> _WHAT YOU HAVE TO DO_: Find every line in the material below with the string "icons" and state how many there are, with no other text.

=== MATERIAL PROVIDED ===

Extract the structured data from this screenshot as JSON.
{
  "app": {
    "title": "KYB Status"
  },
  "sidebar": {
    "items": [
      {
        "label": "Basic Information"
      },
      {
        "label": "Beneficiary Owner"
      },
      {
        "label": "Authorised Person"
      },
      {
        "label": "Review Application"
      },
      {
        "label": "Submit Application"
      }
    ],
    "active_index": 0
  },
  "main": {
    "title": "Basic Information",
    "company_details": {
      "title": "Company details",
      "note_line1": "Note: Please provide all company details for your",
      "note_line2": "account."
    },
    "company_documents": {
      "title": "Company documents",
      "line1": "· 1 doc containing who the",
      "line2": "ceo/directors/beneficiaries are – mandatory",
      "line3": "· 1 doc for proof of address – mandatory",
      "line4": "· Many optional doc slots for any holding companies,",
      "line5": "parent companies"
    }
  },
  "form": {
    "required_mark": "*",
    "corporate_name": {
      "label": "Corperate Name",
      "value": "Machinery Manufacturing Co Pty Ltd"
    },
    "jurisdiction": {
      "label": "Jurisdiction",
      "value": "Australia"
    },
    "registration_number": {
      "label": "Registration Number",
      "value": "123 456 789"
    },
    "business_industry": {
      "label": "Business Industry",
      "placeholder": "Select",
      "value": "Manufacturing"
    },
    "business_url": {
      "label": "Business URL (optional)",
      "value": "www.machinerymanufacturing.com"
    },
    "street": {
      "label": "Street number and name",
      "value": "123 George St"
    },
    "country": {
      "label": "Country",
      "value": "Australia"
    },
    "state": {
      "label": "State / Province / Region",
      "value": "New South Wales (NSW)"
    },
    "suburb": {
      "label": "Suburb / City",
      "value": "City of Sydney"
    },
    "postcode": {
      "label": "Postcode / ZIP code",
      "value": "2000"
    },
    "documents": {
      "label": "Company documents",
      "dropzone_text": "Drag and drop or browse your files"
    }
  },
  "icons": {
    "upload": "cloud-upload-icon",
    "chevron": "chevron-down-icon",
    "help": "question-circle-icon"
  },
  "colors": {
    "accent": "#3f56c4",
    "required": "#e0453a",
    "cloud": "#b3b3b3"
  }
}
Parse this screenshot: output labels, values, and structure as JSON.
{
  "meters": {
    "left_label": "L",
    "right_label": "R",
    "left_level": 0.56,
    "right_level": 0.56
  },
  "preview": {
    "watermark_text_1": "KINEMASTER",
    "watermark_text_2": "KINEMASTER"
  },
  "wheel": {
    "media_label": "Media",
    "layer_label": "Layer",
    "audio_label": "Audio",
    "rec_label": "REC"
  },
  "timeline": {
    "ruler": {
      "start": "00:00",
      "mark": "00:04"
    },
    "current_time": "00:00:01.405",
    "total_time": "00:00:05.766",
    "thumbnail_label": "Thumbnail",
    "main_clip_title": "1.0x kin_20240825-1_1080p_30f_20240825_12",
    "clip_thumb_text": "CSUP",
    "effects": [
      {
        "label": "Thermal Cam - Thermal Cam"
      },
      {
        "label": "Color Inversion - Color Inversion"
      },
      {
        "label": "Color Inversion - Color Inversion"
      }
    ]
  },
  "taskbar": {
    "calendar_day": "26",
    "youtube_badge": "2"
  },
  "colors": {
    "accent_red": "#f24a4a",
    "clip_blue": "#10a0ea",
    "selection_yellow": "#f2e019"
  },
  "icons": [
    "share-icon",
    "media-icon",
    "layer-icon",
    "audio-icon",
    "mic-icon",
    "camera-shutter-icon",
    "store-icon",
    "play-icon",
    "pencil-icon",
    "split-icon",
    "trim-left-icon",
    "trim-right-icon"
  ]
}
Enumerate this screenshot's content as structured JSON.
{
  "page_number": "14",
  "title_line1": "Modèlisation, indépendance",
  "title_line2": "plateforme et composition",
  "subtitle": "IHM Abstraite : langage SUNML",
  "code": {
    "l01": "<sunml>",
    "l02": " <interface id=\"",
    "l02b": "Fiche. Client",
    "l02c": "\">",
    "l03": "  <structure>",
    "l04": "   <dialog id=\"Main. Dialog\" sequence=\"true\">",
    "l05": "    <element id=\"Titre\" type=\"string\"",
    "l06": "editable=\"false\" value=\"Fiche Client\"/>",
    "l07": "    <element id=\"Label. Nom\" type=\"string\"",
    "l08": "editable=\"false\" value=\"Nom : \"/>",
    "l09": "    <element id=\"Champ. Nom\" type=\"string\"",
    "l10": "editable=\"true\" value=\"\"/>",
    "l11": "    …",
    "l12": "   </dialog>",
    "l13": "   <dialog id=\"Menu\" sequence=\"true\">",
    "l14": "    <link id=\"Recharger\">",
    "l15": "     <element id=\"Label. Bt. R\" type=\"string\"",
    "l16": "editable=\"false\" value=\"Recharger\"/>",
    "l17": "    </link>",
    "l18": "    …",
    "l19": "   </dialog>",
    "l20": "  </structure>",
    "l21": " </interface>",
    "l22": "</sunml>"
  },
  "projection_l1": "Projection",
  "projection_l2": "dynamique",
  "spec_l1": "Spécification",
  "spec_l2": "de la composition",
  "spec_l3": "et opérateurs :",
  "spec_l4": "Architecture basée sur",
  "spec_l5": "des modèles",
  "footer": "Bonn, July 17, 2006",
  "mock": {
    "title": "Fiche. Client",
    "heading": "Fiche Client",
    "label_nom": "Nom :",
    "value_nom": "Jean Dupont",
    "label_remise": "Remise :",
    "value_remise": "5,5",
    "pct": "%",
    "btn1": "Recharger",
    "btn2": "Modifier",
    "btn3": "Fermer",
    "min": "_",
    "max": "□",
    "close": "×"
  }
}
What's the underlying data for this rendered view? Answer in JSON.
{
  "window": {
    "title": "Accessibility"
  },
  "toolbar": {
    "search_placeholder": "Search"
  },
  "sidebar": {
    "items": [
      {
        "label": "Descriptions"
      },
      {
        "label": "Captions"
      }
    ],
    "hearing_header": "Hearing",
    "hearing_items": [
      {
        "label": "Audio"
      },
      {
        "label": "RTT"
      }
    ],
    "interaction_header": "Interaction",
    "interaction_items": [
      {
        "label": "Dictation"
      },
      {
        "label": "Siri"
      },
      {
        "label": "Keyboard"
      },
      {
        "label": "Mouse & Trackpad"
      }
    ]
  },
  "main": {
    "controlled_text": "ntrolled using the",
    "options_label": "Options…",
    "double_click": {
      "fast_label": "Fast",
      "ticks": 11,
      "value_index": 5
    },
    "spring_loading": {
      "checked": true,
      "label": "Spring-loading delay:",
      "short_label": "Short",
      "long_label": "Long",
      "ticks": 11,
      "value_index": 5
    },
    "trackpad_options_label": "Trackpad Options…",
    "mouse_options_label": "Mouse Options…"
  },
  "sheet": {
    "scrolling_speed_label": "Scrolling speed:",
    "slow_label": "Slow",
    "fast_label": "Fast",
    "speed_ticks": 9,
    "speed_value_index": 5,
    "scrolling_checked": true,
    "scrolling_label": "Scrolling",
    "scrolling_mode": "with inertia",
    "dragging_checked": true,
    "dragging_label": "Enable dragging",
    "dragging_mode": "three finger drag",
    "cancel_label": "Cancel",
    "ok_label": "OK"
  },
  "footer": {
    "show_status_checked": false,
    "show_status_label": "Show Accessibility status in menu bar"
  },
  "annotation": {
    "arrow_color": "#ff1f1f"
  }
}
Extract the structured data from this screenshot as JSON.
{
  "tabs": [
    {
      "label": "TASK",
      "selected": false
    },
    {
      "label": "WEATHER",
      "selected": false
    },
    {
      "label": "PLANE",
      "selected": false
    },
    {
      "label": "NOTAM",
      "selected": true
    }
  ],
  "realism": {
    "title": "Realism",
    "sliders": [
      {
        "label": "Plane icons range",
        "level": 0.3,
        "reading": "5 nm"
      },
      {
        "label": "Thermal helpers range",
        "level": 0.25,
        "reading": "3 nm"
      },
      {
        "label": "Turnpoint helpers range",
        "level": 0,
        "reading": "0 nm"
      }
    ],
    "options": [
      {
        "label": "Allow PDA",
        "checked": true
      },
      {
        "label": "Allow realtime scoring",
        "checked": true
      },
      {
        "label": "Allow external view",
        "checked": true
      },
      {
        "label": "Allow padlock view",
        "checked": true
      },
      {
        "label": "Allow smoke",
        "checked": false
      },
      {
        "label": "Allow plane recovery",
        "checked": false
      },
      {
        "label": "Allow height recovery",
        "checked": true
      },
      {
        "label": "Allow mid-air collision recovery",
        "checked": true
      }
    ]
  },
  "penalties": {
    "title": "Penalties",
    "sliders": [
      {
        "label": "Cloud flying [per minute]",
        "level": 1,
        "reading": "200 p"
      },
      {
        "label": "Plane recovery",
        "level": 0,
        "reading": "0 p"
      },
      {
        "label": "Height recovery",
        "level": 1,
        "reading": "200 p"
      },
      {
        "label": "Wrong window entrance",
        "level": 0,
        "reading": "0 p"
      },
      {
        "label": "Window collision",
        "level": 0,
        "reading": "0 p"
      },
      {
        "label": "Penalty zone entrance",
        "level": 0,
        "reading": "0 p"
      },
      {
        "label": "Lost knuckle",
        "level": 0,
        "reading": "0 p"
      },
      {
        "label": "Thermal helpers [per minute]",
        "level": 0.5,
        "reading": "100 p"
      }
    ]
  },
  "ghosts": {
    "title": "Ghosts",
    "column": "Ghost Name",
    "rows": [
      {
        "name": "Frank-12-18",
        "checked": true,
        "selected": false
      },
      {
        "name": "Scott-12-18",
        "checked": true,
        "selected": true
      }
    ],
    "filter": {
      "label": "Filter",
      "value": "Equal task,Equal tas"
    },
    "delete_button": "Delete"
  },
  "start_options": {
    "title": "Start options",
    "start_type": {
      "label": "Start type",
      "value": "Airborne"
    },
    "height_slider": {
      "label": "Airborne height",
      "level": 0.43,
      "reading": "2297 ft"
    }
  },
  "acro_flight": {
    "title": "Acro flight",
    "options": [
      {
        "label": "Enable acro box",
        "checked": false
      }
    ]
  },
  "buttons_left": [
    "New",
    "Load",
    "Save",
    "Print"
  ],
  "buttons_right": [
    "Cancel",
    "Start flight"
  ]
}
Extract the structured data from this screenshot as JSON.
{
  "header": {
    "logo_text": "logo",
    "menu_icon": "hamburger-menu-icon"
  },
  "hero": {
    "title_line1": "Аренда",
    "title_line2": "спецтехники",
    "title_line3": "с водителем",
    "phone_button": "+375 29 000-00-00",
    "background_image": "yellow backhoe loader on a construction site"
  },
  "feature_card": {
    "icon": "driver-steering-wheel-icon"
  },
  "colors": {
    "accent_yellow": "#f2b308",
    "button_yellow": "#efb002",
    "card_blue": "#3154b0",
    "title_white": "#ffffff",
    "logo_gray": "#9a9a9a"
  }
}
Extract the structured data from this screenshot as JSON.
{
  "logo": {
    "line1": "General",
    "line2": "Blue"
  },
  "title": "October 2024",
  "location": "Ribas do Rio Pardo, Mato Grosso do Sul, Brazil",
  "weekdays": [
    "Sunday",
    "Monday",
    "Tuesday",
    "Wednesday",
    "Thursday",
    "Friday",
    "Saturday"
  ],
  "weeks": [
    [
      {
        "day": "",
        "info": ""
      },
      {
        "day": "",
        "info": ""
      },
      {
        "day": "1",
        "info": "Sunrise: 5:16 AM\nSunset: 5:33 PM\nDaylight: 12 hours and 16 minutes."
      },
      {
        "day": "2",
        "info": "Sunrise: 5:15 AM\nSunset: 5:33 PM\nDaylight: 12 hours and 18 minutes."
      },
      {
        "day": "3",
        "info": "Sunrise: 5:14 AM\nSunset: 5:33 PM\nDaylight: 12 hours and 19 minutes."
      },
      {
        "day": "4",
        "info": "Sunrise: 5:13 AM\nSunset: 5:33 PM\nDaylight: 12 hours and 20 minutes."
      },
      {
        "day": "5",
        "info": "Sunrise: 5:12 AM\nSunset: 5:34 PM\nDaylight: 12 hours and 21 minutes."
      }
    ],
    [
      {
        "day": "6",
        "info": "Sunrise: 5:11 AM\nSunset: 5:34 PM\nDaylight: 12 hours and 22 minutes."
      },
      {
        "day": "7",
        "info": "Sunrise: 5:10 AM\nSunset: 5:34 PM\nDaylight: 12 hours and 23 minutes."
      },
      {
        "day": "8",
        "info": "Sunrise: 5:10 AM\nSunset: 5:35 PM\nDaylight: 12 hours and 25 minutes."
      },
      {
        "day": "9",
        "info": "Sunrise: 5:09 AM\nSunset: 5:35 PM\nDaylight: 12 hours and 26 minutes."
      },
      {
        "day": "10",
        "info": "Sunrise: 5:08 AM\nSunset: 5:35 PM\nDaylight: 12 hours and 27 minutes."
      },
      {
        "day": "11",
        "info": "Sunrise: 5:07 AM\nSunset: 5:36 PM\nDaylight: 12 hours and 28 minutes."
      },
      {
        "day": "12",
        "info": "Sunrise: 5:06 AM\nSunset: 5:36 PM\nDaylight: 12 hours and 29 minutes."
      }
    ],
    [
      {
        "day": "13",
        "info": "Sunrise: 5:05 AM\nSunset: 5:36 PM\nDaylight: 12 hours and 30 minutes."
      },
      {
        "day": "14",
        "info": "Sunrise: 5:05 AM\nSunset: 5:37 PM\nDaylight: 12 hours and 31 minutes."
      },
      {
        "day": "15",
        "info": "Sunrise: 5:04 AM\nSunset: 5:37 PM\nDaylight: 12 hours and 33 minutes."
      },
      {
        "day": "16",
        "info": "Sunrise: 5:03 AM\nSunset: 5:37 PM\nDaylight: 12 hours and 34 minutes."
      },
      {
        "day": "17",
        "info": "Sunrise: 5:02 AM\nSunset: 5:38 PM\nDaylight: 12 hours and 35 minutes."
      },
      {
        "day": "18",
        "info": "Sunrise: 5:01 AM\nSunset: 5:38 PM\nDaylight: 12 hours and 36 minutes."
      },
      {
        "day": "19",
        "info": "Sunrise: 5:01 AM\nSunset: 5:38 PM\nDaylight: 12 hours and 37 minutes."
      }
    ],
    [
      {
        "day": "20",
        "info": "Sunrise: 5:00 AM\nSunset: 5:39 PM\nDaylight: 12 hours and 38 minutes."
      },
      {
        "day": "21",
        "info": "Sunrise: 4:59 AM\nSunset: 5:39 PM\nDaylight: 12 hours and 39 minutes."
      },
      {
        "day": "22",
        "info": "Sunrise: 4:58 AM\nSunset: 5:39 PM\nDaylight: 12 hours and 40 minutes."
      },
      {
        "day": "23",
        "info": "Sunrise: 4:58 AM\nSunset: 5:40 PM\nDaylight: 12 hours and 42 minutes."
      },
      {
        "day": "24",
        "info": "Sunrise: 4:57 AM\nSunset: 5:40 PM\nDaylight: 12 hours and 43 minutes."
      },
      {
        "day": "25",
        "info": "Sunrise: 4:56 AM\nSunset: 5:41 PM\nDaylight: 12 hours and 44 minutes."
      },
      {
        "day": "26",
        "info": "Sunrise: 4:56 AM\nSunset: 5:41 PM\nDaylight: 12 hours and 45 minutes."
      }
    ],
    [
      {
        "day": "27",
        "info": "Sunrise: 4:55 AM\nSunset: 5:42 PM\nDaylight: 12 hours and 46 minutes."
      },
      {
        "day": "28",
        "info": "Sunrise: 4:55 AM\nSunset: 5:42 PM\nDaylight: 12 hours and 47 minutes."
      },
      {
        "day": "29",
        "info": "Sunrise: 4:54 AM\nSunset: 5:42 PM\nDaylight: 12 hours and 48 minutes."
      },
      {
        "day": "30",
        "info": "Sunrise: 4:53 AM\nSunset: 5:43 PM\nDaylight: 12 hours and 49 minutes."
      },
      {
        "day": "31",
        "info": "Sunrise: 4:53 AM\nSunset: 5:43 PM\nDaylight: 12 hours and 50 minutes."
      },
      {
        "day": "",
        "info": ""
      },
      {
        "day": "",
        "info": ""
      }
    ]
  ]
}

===

> _RESPONSE_: 3